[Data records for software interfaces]
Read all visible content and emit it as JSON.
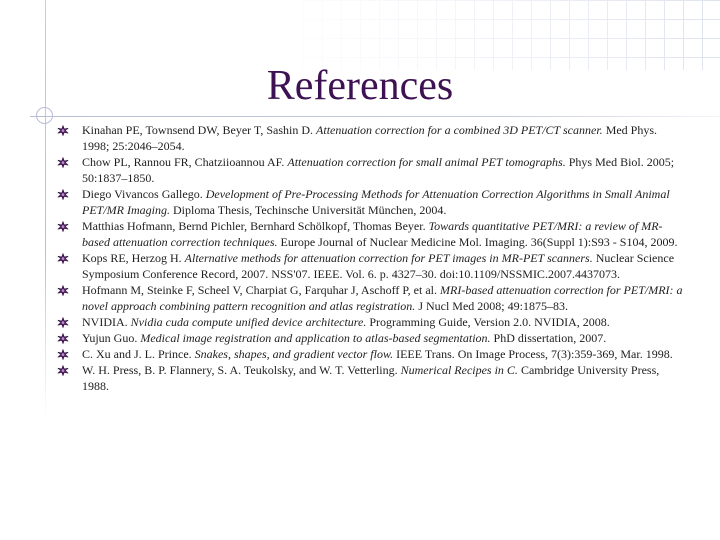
{
  "slide": {
    "title": "References"
  },
  "references": [
    {
      "before": "Kinahan PE, Townsend DW, Beyer T, Sashin D. ",
      "italic": "Attenuation correction for a combined 3D PET/CT scanner.",
      "after": " Med Phys. 1998; 25:2046–2054."
    },
    {
      "before": "Chow PL, Rannou FR, Chatziioannou AF. ",
      "italic": "Attenuation correction for small animal PET tomographs.",
      "after": " Phys Med Biol. 2005; 50:1837–1850."
    },
    {
      "before": "Diego Vivancos Gallego. ",
      "italic": "Development of Pre-Processing Methods for Attenuation Correction Algorithms in Small Animal PET/MR Imaging.",
      "after": " Diploma Thesis, Techinsche Universität München, 2004."
    },
    {
      "before": "Matthias Hofmann, Bernd Pichler, Bernhard Schölkopf, Thomas Beyer. ",
      "italic": "Towards quantitative PET/MRI: a review of MR-based attenuation correction techniques.",
      "after": " Europe Journal of Nuclear Medicine Mol. Imaging. 36(Suppl 1):S93 - S104, 2009."
    },
    {
      "before": "Kops RE, Herzog H. ",
      "italic": "Alternative methods for attenuation correction for PET images in MR-PET scanners.",
      "after": " Nuclear Science Symposium Conference Record, 2007. NSS'07. IEEE. Vol. 6. p. 4327–30. doi:10.1109/NSSMIC.2007.4437073."
    },
    {
      "before": " Hofmann M, Steinke F, Scheel V, Charpiat G, Farquhar J, Aschoff P, et al. ",
      "italic": "MRI-based attenuation correction for PET/MRI: a novel approach combining pattern recognition and atlas registration.",
      "after": " J Nucl Med 2008; 49:1875–83."
    },
    {
      "before": "NVIDIA. ",
      "italic": "Nvidia cuda compute unified device architecture.",
      "after": "  Programming Guide, Version 2.0. NVIDIA, 2008."
    },
    {
      "before": "Yujun Guo. ",
      "italic": "Medical image registration and application to atlas-based segmentation.",
      "after": " PhD dissertation, 2007."
    },
    {
      "before": "C. Xu and J. L. Prince. ",
      "italic": "Snakes, shapes, and gradient vector flow.",
      "after": "  IEEE Trans. On Image Process, 7(3):359-369, Mar. 1998."
    },
    {
      "before": "W. H. Press, B. P. Flannery, S. A. Teukolsky, and W. T. Vetterling. ",
      "italic": "Numerical Recipes in C.",
      "after": " Cambridge University Press, 1988."
    }
  ],
  "colors": {
    "title": "#3d1152",
    "text": "#1e1e1e",
    "bullet_fill": "#5a1f6e",
    "bullet_outline": "#2a0f36",
    "rule_lines": "#b8bdd4"
  },
  "icons": {
    "bullet": "winged-bullet-icon"
  }
}
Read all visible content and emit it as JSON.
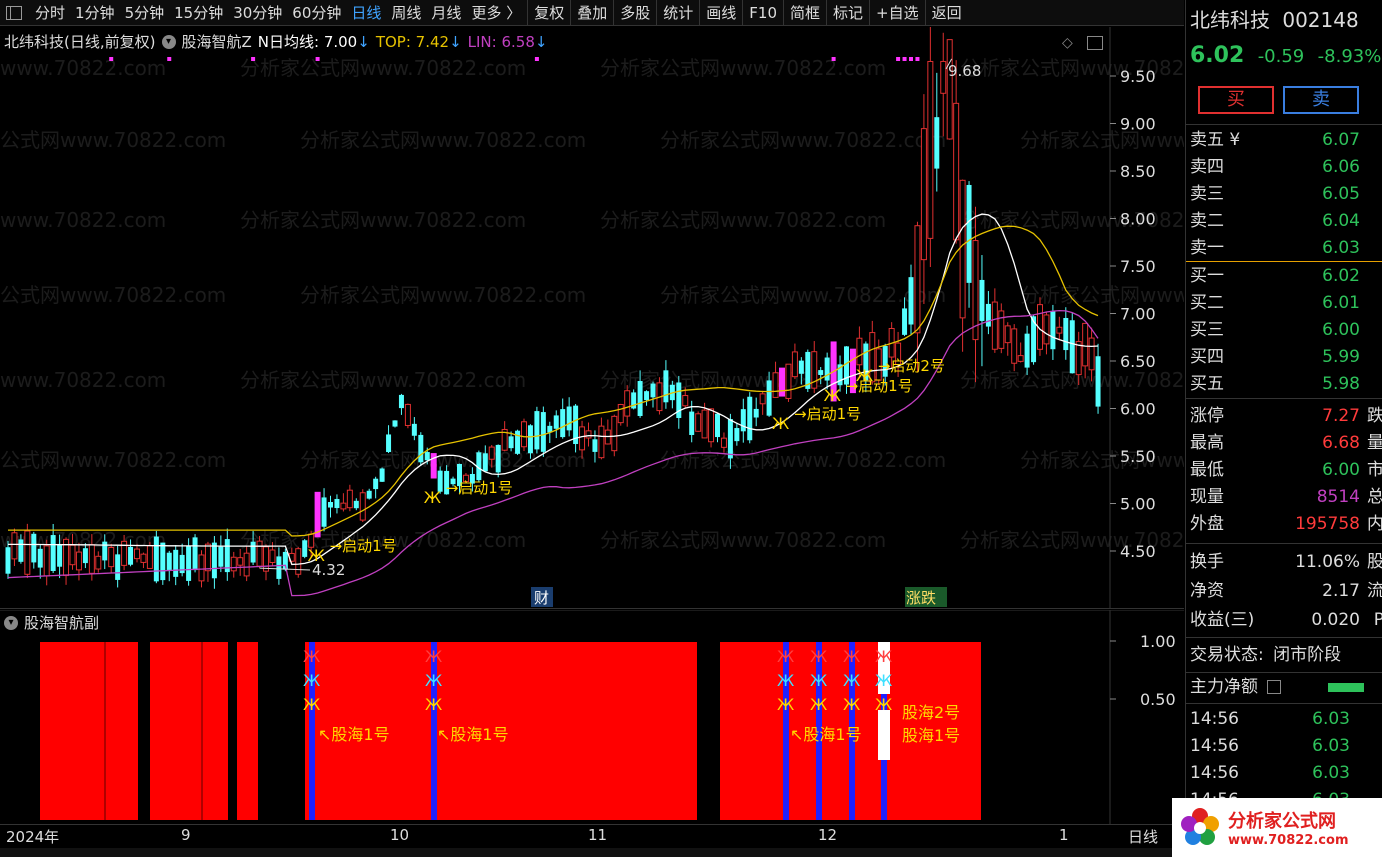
{
  "toolbar": {
    "items": [
      "分时",
      "1分钟",
      "5分钟",
      "15分钟",
      "30分钟",
      "60分钟",
      "日线",
      "周线",
      "月线",
      "更多 〉",
      "复权",
      "叠加",
      "多股",
      "统计",
      "画线",
      "F10",
      "简框",
      "标记",
      "+自选",
      "返回"
    ],
    "active": "日线"
  },
  "main_chart": {
    "stock_name": "北纬科技",
    "period_label": "(日线,前复权)",
    "indicator_name": "股海智航Z",
    "n_ma_label": "N日均线: 7.00",
    "top_label": "TOP: 7.42",
    "lin_label": "LIN: 6.58",
    "high_marker": "9.68",
    "low_marker": "4.32",
    "signal_labels": [
      "→启动1号",
      "→启动1号",
      "→启动1号",
      "→启动1号",
      "→启动2号"
    ],
    "badges": {
      "cai": "财",
      "zhangdie": "涨跌"
    },
    "price_axis": [
      "9.50",
      "9.00",
      "8.50",
      "8.00",
      "7.50",
      "7.00",
      "6.50",
      "6.00",
      "5.50",
      "5.00",
      "4.50"
    ],
    "watermark": "分析家公式网www.70822.com"
  },
  "sub_chart": {
    "title": "股海智航副",
    "axis": [
      "1.00",
      "0.50"
    ],
    "labels": [
      "↖股海1号",
      "↖股海1号",
      "↖股海1号",
      "股海2号",
      "股海1号"
    ]
  },
  "date_axis": [
    "2024年",
    "9",
    "10",
    "11",
    "12",
    "1"
  ],
  "date_axis_mode": "日线",
  "chart_data": {
    "type": "candlestick",
    "title": "北纬科技 (日线,前复权)",
    "ylim": [
      4.2,
      9.85
    ],
    "high": 9.68,
    "low": 4.32,
    "lines": [
      {
        "name": "N日均线",
        "last": 7.0,
        "color": "#ffffff"
      },
      {
        "name": "TOP",
        "last": 7.42,
        "color": "#e6c200"
      },
      {
        "name": "LIN",
        "last": 6.58,
        "color": "#c040c0"
      }
    ]
  },
  "quote": {
    "name": "北纬科技",
    "code": "002148",
    "price": "6.02",
    "change": "-0.59",
    "pct": "-8.93%",
    "buy_label": "买",
    "sell_label": "卖",
    "asks": [
      {
        "label": "卖五 ¥",
        "price": "6.07"
      },
      {
        "label": "卖四",
        "price": "6.06"
      },
      {
        "label": "卖三",
        "price": "6.05"
      },
      {
        "label": "卖二",
        "price": "6.04"
      },
      {
        "label": "卖一",
        "price": "6.03"
      }
    ],
    "bids": [
      {
        "label": "买一",
        "price": "6.02"
      },
      {
        "label": "买二",
        "price": "6.01"
      },
      {
        "label": "买三",
        "price": "6.00"
      },
      {
        "label": "买四",
        "price": "5.99"
      },
      {
        "label": "买五",
        "price": "5.98"
      }
    ],
    "stats": [
      {
        "label": "涨停",
        "value": "7.27",
        "cls": "red",
        "tail": "跌"
      },
      {
        "label": "最高",
        "value": "6.68",
        "cls": "red",
        "tail": "量"
      },
      {
        "label": "最低",
        "value": "6.00",
        "cls": "green",
        "tail": "市"
      },
      {
        "label": "现量",
        "value": "8514",
        "cls": "purple",
        "tail": "总"
      },
      {
        "label": "外盘",
        "value": "195758",
        "cls": "red",
        "tail": "内"
      }
    ],
    "stats2": [
      {
        "label": "换手",
        "value": "11.06%",
        "tail": "股"
      },
      {
        "label": "净资",
        "value": "2.17",
        "tail": "流"
      },
      {
        "label": "收益(三)",
        "value": "0.020",
        "tail": "P"
      }
    ],
    "status_label": "交易状态:",
    "status_value": "闭市阶段",
    "flow_label": "主力净额",
    "ticks": [
      {
        "time": "14:56",
        "price": "6.03"
      },
      {
        "time": "14:56",
        "price": "6.03"
      },
      {
        "time": "14:56",
        "price": "6.03"
      },
      {
        "time": "14:56",
        "price": "6.03"
      }
    ]
  },
  "logo": {
    "line1": "分析家公式网",
    "line2": "www.70822.com"
  }
}
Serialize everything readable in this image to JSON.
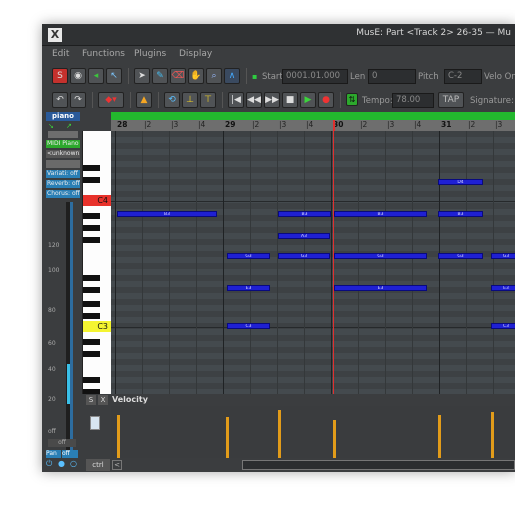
{
  "window": {
    "title": "MusE: Part <Track 2> 26-35 — Mu",
    "bg": "#3b3d3f"
  },
  "menu": [
    "Edit",
    "Functions",
    "Plugins",
    "Display"
  ],
  "toolbar": {
    "start_label": "Start",
    "start_value": "0001.01.000",
    "len_label": "Len",
    "len_value": "0",
    "pitch_label": "Pitch",
    "pitch_value": "C-2",
    "velo_label": "Velo On",
    "tempo_label": "Tempo:",
    "tempo_value": "78.00",
    "tap_label": "TAP",
    "signature_label": "Signature:"
  },
  "left_panel": {
    "instrument_tab": "piano",
    "midi_label": "MIDI Piano",
    "unknown_label": "<unknown>",
    "variation_label": "Variati: off",
    "reverb_label": "Reverb: off",
    "chorus_label": "Chorus: off",
    "pan_label": "Pan",
    "pan_value": "off",
    "off_label": "off",
    "scale_marks": [
      "120",
      "100",
      "80",
      "60",
      "40",
      "20",
      "off"
    ]
  },
  "piano_keys": {
    "c4_label": "C4",
    "c3_label": "C3",
    "c4_color": "#e8322b",
    "c3_color": "#f4f431"
  },
  "ruler": {
    "marks": [
      {
        "text": "28",
        "major": true
      },
      {
        "text": "|2",
        "major": false
      },
      {
        "text": "|3",
        "major": false
      },
      {
        "text": "|4",
        "major": false
      },
      {
        "text": "29",
        "major": true
      },
      {
        "text": "|2",
        "major": false
      },
      {
        "text": "|3",
        "major": false
      },
      {
        "text": "|4",
        "major": false
      },
      {
        "text": "30",
        "major": true
      },
      {
        "text": "|2",
        "major": false
      },
      {
        "text": "|3",
        "major": false
      },
      {
        "text": "|4",
        "major": false
      },
      {
        "text": "31",
        "major": true
      },
      {
        "text": "|2",
        "major": false
      },
      {
        "text": "|3",
        "major": false
      }
    ]
  },
  "notes": [
    {
      "label": "D4"
    },
    {
      "label": "B3"
    },
    {
      "label": "B3"
    },
    {
      "label": "B3"
    },
    {
      "label": "B3"
    },
    {
      "label": "A3"
    },
    {
      "label": "G3"
    },
    {
      "label": "G3"
    },
    {
      "label": "G3"
    },
    {
      "label": "G3"
    },
    {
      "label": "G3"
    },
    {
      "label": "E3"
    },
    {
      "label": "E3"
    },
    {
      "label": "E3"
    },
    {
      "label": "C3"
    },
    {
      "label": "C3"
    }
  ],
  "velocity": {
    "header_s": "S",
    "header_x": "X",
    "label": "Velocity",
    "bars": [
      0.9,
      0.85,
      1.0,
      0.8,
      0.9,
      0.95
    ],
    "color": "#e29c1a"
  },
  "bottom": {
    "ctrl_label": "ctrl"
  },
  "colors": {
    "note_fill": "#1f20d3",
    "grid_bg": "#3d4144",
    "playhead": "#e0302f",
    "ruler_bg": "#6e6e6e",
    "green_strip": "#23b82e"
  }
}
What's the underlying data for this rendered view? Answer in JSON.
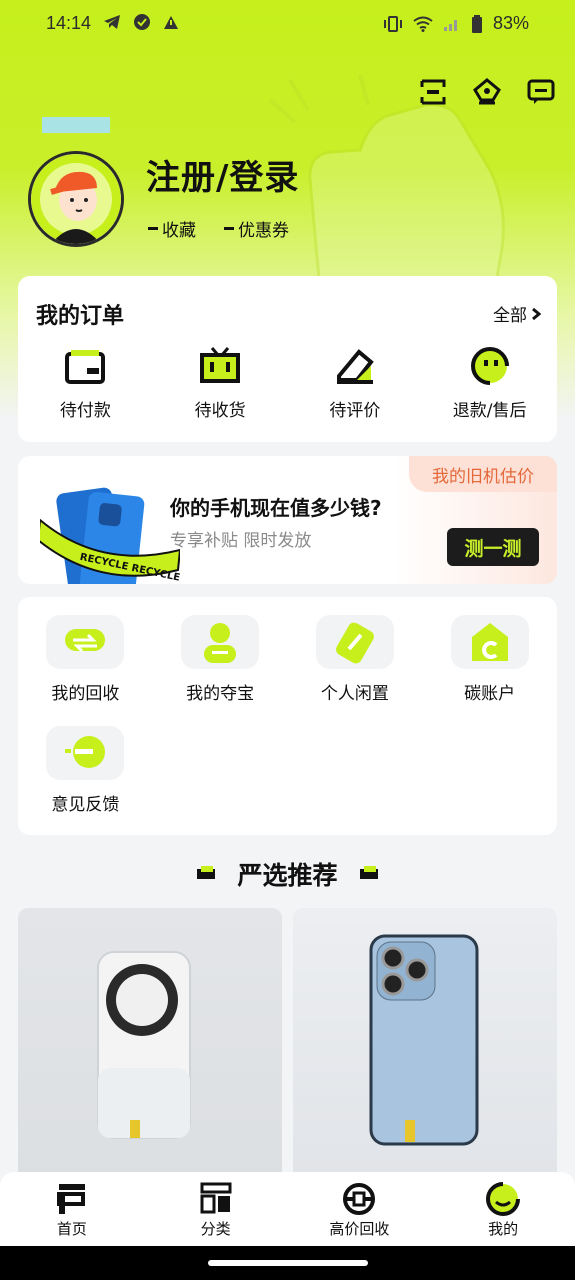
{
  "status_bar": {
    "time": "14:14",
    "battery": "83%",
    "icons": [
      "telegram-icon",
      "check-badge-icon",
      "alert-icon",
      "vibrate-icon",
      "wifi-icon",
      "signal-icon",
      "battery-icon"
    ]
  },
  "header": {
    "actions": [
      "scan-icon",
      "service-icon",
      "message-icon"
    ],
    "login_label": "注册/登录",
    "favorites_label": "收藏",
    "coupons_label": "优惠券"
  },
  "orders": {
    "title": "我的订单",
    "all_label": "全部",
    "items": [
      {
        "label": "待付款",
        "icon": "wallet-icon"
      },
      {
        "label": "待收货",
        "icon": "tv-box-icon"
      },
      {
        "label": "待评价",
        "icon": "pencil-icon"
      },
      {
        "label": "退款/售后",
        "icon": "smiley-icon"
      }
    ]
  },
  "recycle_banner": {
    "badge": "我的旧机估价",
    "headline": "你的手机现在值多少钱?",
    "subline": "专享补贴 限时发放",
    "button": "测一测",
    "ribbon_text": "RECYCLE RECYCLE RE"
  },
  "services": [
    {
      "label": "我的回收",
      "icon": "recycle-exchange-icon"
    },
    {
      "label": "我的夺宝",
      "icon": "treasure-icon"
    },
    {
      "label": "个人闲置",
      "icon": "tag-icon"
    },
    {
      "label": "碳账户",
      "icon": "carbon-house-icon"
    },
    {
      "label": "意见反馈",
      "icon": "feedback-bubble-icon"
    }
  ],
  "recommend": {
    "title": "严选推荐"
  },
  "tabbar": [
    {
      "label": "首页",
      "icon": "home-p-icon"
    },
    {
      "label": "分类",
      "icon": "category-icon"
    },
    {
      "label": "高价回收",
      "icon": "recycle-coin-icon"
    },
    {
      "label": "我的",
      "icon": "profile-icon"
    }
  ],
  "colors": {
    "accent": "#c6ef1c",
    "dark": "#1c1c1c",
    "badge_text": "#e4683a"
  }
}
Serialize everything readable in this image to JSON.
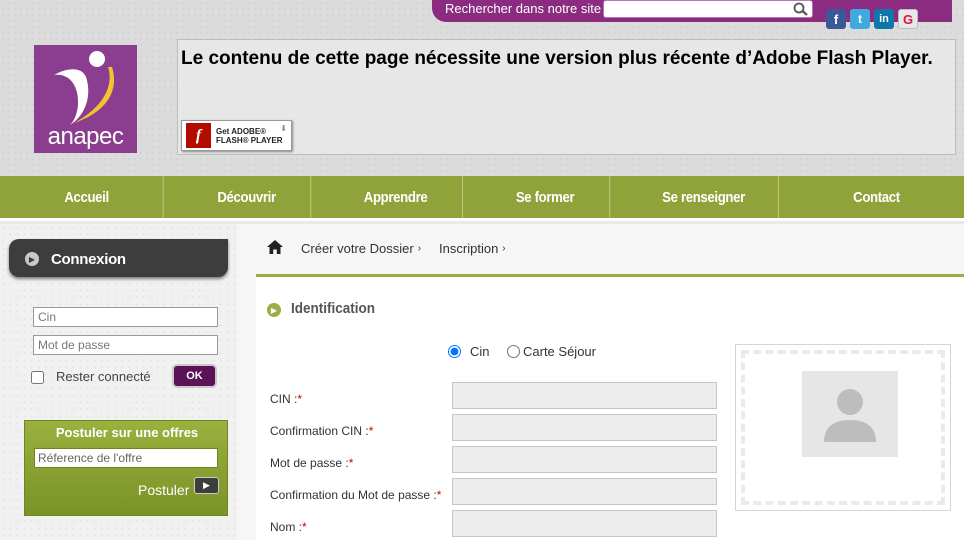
{
  "header": {
    "search_label": "Rechercher dans notre site",
    "search_placeholder": "",
    "logo_text": "anapec",
    "flash_message": "Le contenu de cette page nécessite une version plus récente d’Adobe Flash Player.",
    "flash_badge_line1": "Get ADOBE®",
    "flash_badge_line2": "FLASH® PLAYER",
    "social": [
      {
        "name": "facebook",
        "glyph": "f"
      },
      {
        "name": "twitter",
        "glyph": "t"
      },
      {
        "name": "linkedin",
        "glyph": "in"
      },
      {
        "name": "google-plus",
        "glyph": "G"
      }
    ]
  },
  "nav": {
    "items": [
      "Accueil",
      "Découvrir",
      "Apprendre",
      "Se former",
      "Se renseigner",
      "Contact"
    ]
  },
  "sidebar": {
    "login_title": "Connexion",
    "cin_placeholder": "Cin",
    "password_placeholder": "Mot de passe",
    "remember_label": "Rester connecté",
    "ok_label": "OK",
    "offer_title": "Postuler sur une offres",
    "offer_placeholder": "Réference de l'offre",
    "postuler_label": "Postuler"
  },
  "breadcrumb": {
    "items": [
      "Créer votre Dossier",
      "Inscription"
    ],
    "separator": "›"
  },
  "form": {
    "section_title": "Identification",
    "radio_cin": "Cin",
    "radio_carte": "Carte Séjour",
    "radio_selected": "Cin",
    "required_mark": "*",
    "fields": [
      {
        "label": "CIN :"
      },
      {
        "label": "Confirmation CIN :"
      },
      {
        "label": "Mot de passe :"
      },
      {
        "label": "Confirmation du Mot de passe :"
      },
      {
        "label": "Nom :"
      }
    ]
  },
  "colors": {
    "brand_purple": "#8c2c80",
    "nav_green": "#8fa33a",
    "dark_tab": "#3d3d3d",
    "required_red": "#cc0000"
  }
}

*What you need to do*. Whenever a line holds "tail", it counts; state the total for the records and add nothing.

*Task result*. 8